Even back in childhood I loved reading about witches and magic. A number of years ago I started researching the witch trials and Medieval magic, but most of it was so far removed from the forest and nature that I put it aside. That longing for connection remained, however, and it became a part of my spirituality. It’s why she doesn’t show much on the surface, but dig a little deeper and my Witchy nature is there. She called to me in February, but other things took over. I had a dream at the beginning of June where I discovered a powerful Witch in a tomb, and when I looked at her face she was me. I am rediscovering this part of me.

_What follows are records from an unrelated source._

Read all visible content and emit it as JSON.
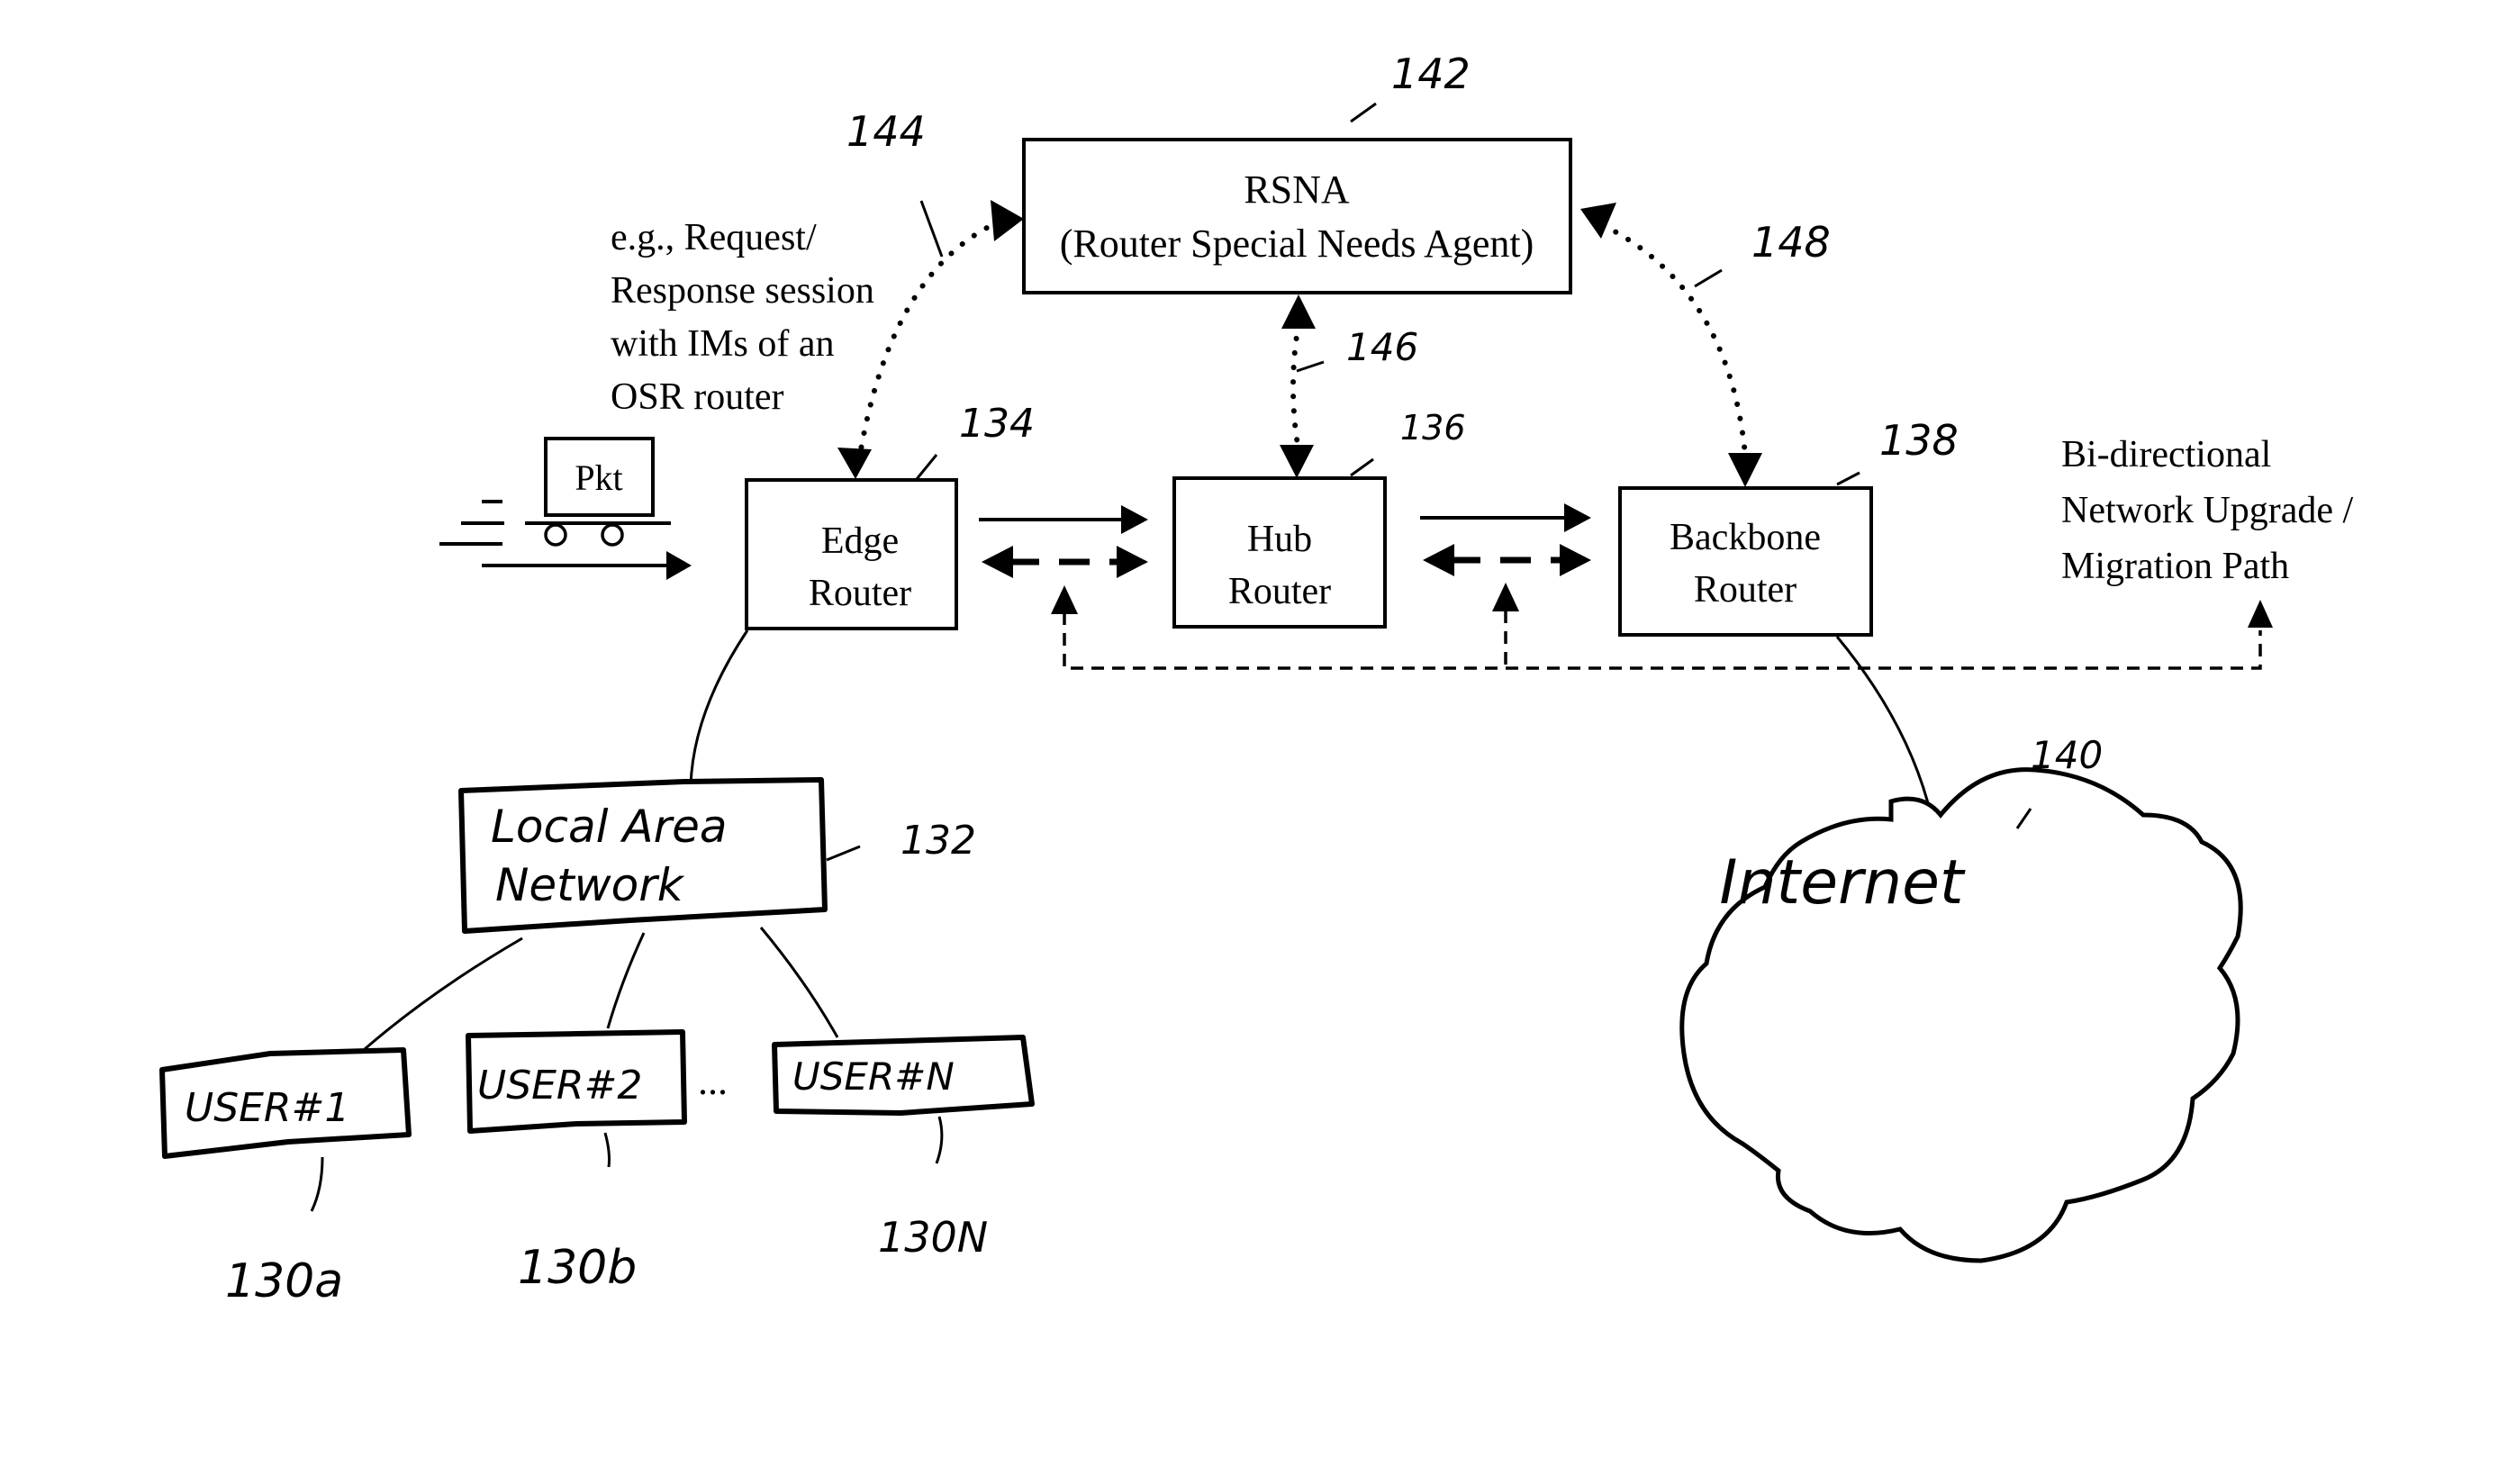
{
  "diagram": {
    "type": "network-architecture-patent-figure",
    "rsna": {
      "title": "RSNA",
      "subtitle": "(Router Special Needs Agent)",
      "ref": "142"
    },
    "session_note": {
      "lines": [
        "e.g., Request/",
        "Response session",
        "with IMs of an",
        "OSR router"
      ],
      "ref": "144"
    },
    "routers": {
      "edge": {
        "line1": "Edge",
        "line2": "Router",
        "ref": "134"
      },
      "hub": {
        "line1": "Hub",
        "line2": "Router",
        "ref": "136"
      },
      "backbone": {
        "line1": "Backbone",
        "line2": "Router",
        "ref": "138"
      }
    },
    "links": {
      "rsna_hub_ref": "146",
      "rsna_backbone_ref": "148"
    },
    "packet": {
      "label": "Pkt"
    },
    "upgrade_note": {
      "lines": [
        "Bi-directional",
        "Network Upgrade /",
        "Migration Path"
      ]
    },
    "lan": {
      "line1": "Local Area",
      "line2": "Network",
      "ref": "132"
    },
    "users": [
      {
        "label": "USER#1",
        "ref": "130a"
      },
      {
        "label": "USER#2",
        "ref": "130b"
      },
      {
        "label": "USER#N",
        "ref": "130N"
      }
    ],
    "ellipsis": "...",
    "internet": {
      "label": "Internet",
      "ref": "140"
    }
  }
}
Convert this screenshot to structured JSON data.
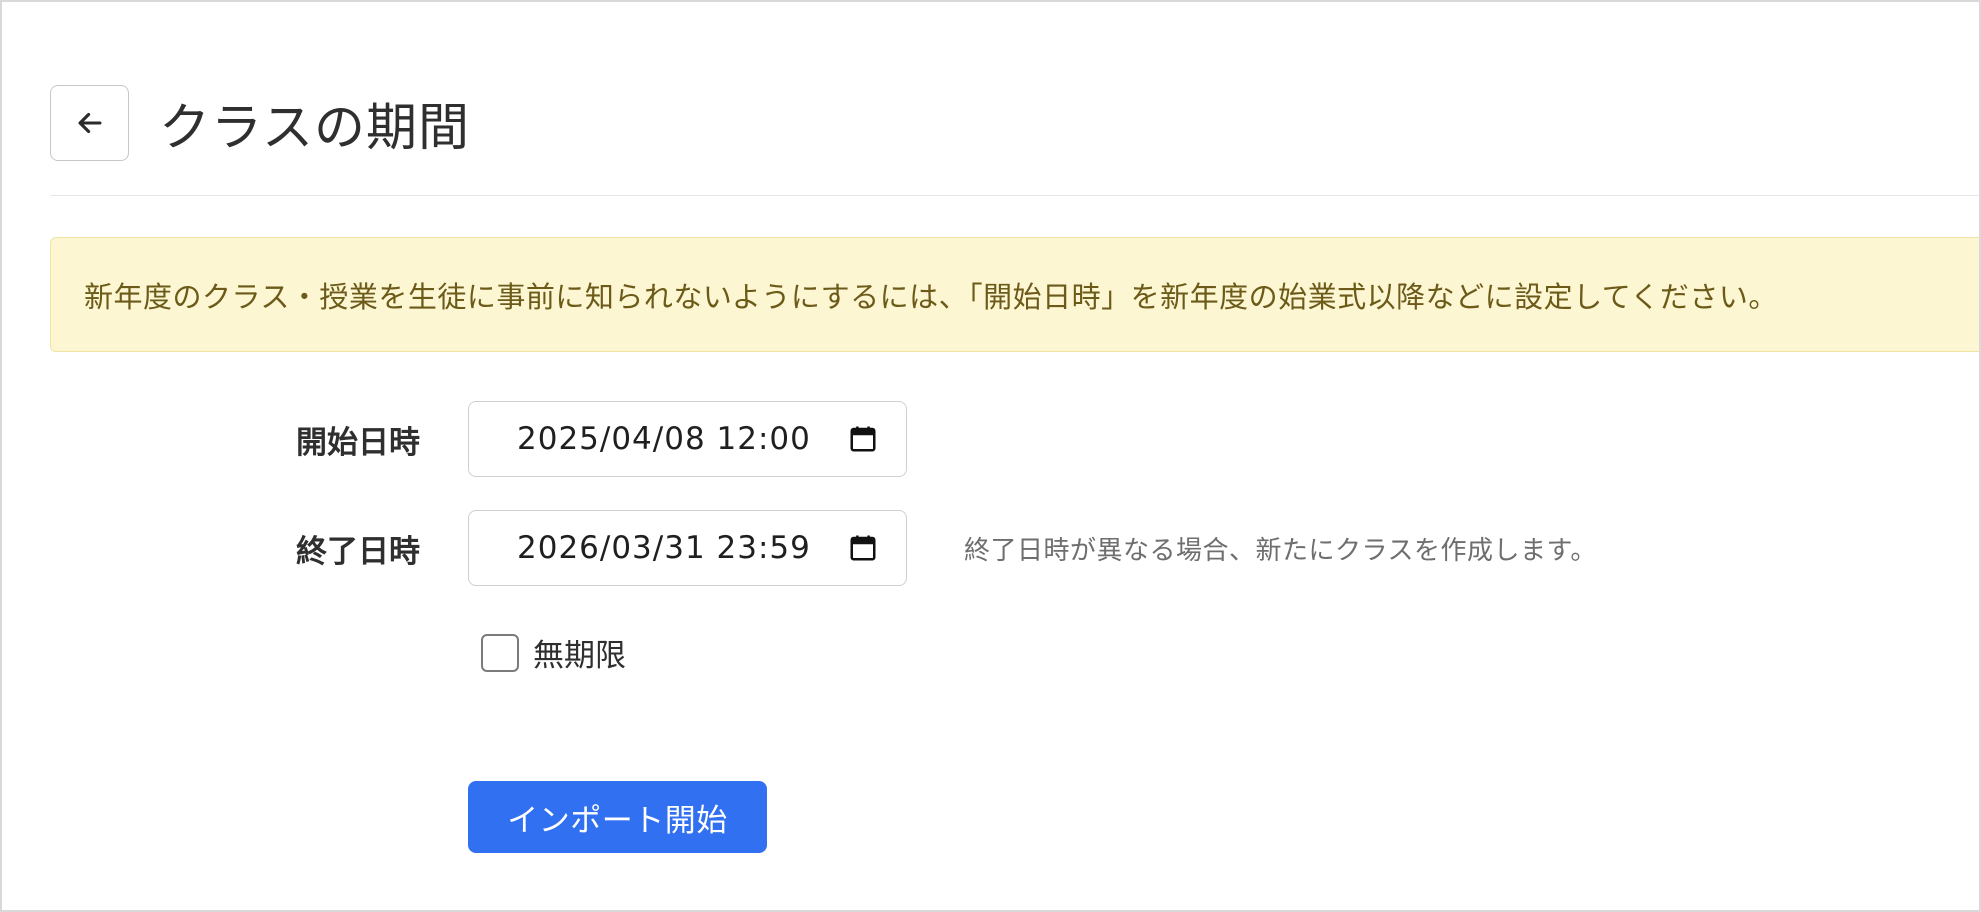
{
  "header": {
    "title": "クラスの期間",
    "back_icon": "arrow-left-icon"
  },
  "notice": {
    "text": "新年度のクラス・授業を生徒に事前に知られないようにするには、「開始日時」を新年度の始業式以降などに設定してください。"
  },
  "form": {
    "start": {
      "label": "開始日時",
      "value": "2025/04/08 12:00",
      "icon": "calendar-icon"
    },
    "end": {
      "label": "終了日時",
      "value": "2026/03/31 23:59",
      "icon": "calendar-icon",
      "help": "終了日時が異なる場合、新たにクラスを作成します。"
    },
    "no_limit": {
      "label": "無期限",
      "checked": false
    },
    "submit_label": "インポート開始"
  },
  "colors": {
    "primary": "#3170f0",
    "notice_bg": "#fdf6d3",
    "notice_text": "#6b5a18"
  }
}
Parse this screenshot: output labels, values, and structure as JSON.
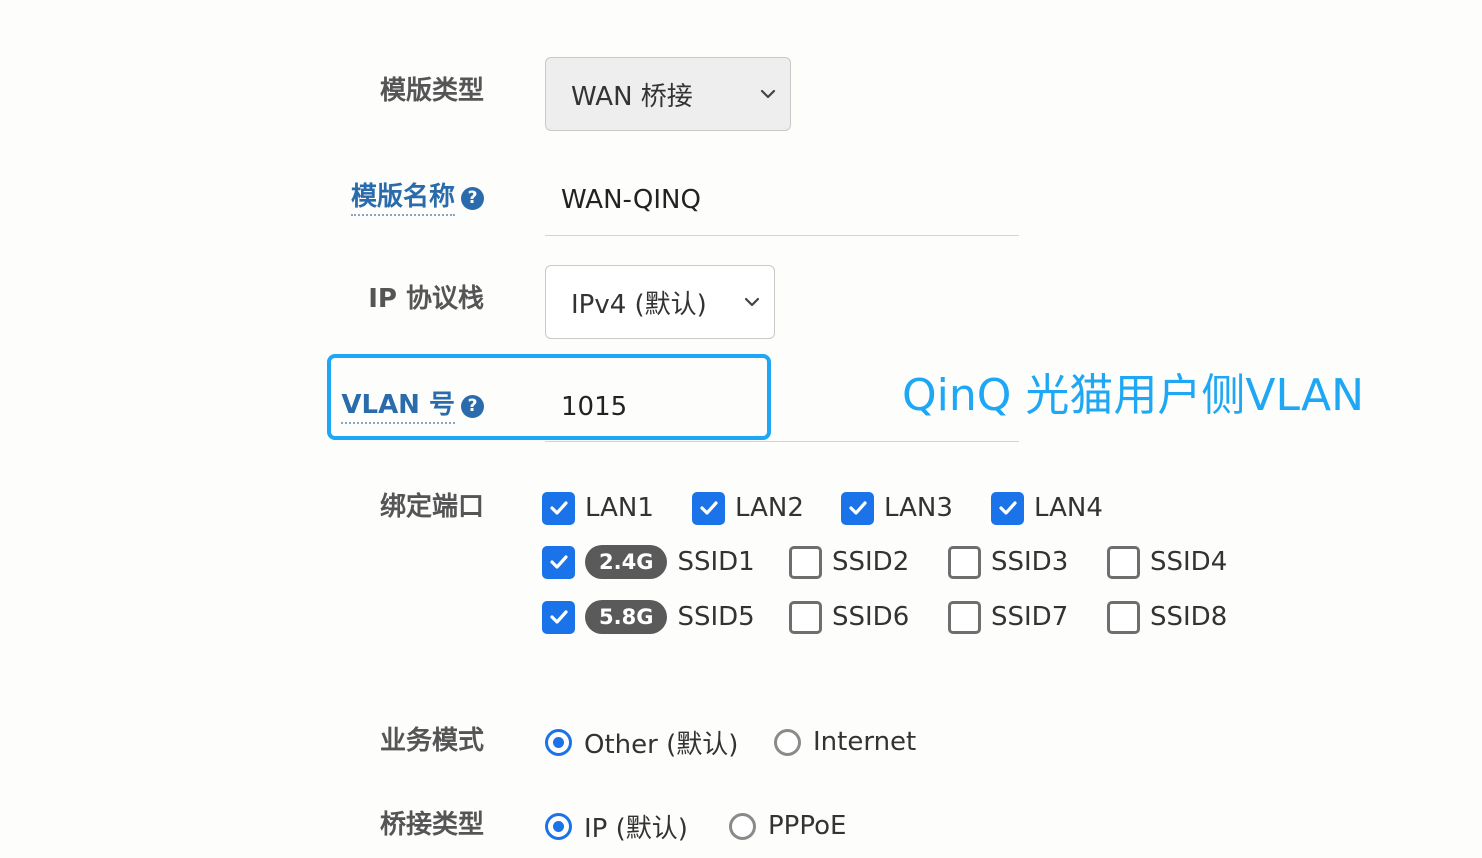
{
  "form": {
    "template_type": {
      "label": "模版类型",
      "value": "WAN 桥接"
    },
    "template_name": {
      "label": "模版名称",
      "help_icon": "question-circle-icon",
      "value": "WAN-QINQ"
    },
    "ip_stack": {
      "label": "IP 协议栈",
      "value": "IPv4 (默认)"
    },
    "vlan": {
      "label": "VLAN 号",
      "help_icon": "question-circle-icon",
      "value": "1015"
    },
    "bind_ports": {
      "label": "绑定端口",
      "lan": [
        {
          "label": "LAN1",
          "checked": true
        },
        {
          "label": "LAN2",
          "checked": true
        },
        {
          "label": "LAN3",
          "checked": true
        },
        {
          "label": "LAN4",
          "checked": true
        }
      ],
      "ssid_24": {
        "band": "2.4G",
        "items": [
          {
            "label": "SSID1",
            "checked": true
          },
          {
            "label": "SSID2",
            "checked": false
          },
          {
            "label": "SSID3",
            "checked": false
          },
          {
            "label": "SSID4",
            "checked": false
          }
        ]
      },
      "ssid_58": {
        "band": "5.8G",
        "items": [
          {
            "label": "SSID5",
            "checked": true
          },
          {
            "label": "SSID6",
            "checked": false
          },
          {
            "label": "SSID7",
            "checked": false
          },
          {
            "label": "SSID8",
            "checked": false
          }
        ]
      }
    },
    "service_mode": {
      "label": "业务模式",
      "options": [
        {
          "label": "Other (默认)",
          "selected": true
        },
        {
          "label": "Internet",
          "selected": false
        }
      ]
    },
    "bridge_type": {
      "label": "桥接类型",
      "options": [
        {
          "label": "IP (默认)",
          "selected": true
        },
        {
          "label": "PPPoE",
          "selected": false
        }
      ]
    }
  },
  "annotation": {
    "text": "QinQ 光猫用户侧VLAN",
    "color": "#1ea7f4"
  },
  "colors": {
    "accent": "#1a73e8",
    "help_label": "#2a6cab",
    "badge": "#5a5a5a"
  }
}
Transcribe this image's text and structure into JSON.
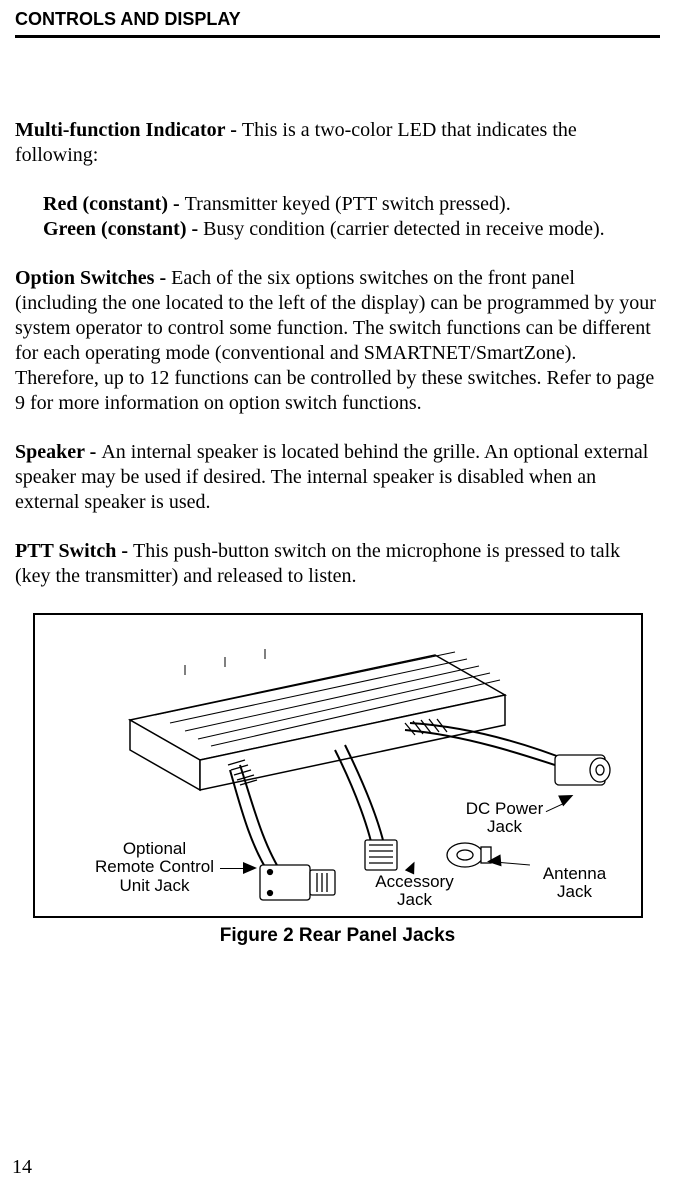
{
  "header": "CONTROLS AND DISPLAY",
  "p1_label": "Multi-function Indicator - ",
  "p1_body": "This is a two-color LED that indicates the following:",
  "red_label": "Red (constant) - ",
  "red_body": "Transmitter keyed (PTT switch pressed).",
  "green_label": "Green (constant) - ",
  "green_body": "Busy condition (carrier detected in receive mode).",
  "p2_label": "Option Switches - ",
  "p2_body": "Each of the six options switches on the front panel (including the one located to the left of the display) can be programmed by your system operator to control some function. The switch functions can be different for each operating mode (conventional and SMARTNET/SmartZone). Therefore, up to 12 functions can be controlled by these switches. Refer to page 9 for more information on option switch functions.",
  "p3_label": "Speaker - ",
  "p3_body": "An internal speaker is located behind the grille. An optional external speaker may be used if desired. The internal speaker is disabled when an external speaker is used.",
  "p4_label": "PTT Switch - ",
  "p4_body": "This push-button switch on the microphone is pressed to talk (key the transmitter) and released to listen.",
  "fig": {
    "dc_power": "DC Power\nJack",
    "antenna": "Antenna\nJack",
    "accessory": "Accessory\nJack",
    "remote": "Optional\nRemote Control\nUnit Jack"
  },
  "caption": "Figure 2  Rear Panel Jacks",
  "page_number": "14"
}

Despite the more obvious practices of Seidhr, spells, enchantments, divination and shapeshifting, there is another powerful magic in the Iron Wood: the women Themselves.
The women are the fiercer, more powerful sex among the Jotnar – think of Angerboda and Skadi, of Groa and Gerda. But this strength isn’t just physical, and nor is it purely ‘magical’. Their true power lies in Their personal power, Their Sovreignty, Their sacred expression of Their Selves. They are empowered women, the Ones Who stand up for Their needs and desires, standing Their ground, asserting Their boundaries.
To the writers of the time these powerful, self-assured women must have been seen as a real threat to the ‘way of the world’. These are independent Goddesses who know Their needs and magics and are respected for it. How much of the ‘terrible and terrifying’ description of Them is really true, and how much is the filter of the writer?
While these amazingly strong Goddesses can be fierce and awe-inspiring, is there a chance They have been somewhat misrepresented? How much of Their true nature has been rewritten or lost? Just as Sigyn is reduced to the long-suffering wife of Loki in the Eddas, with the gift of her magic as galdr fetter hinted at in just one epithet, how much of the Jotnar and Iron Wood has been lost?
In being drawn back to the ways of nature, the Earth and the crystal, plant and animal kingdoms I feel my inner ‘wild woman’ calling. This is part of me I have been too afraid to claim, but now I’m tentatively curious. Whereas Angerboda used to terrify me I can now be in Her presence with a great deal of respect for Her power. I know She values physical strength, but She also values strength of will and heart.
Beside Her more obvious Iron Wood connections, to me She is a Goddess of empowerment. Part of Her gift is bringing us into our own power. While this manifests differently in each of us – due to different personalities, abilities and paths to follow – She is the embodied Powerful Feminine.
Although Hers can be a tough love, She does love… and fiercely. She is loyal and true to Her Self and to those She loves. She doesn’t suffer fools gladly.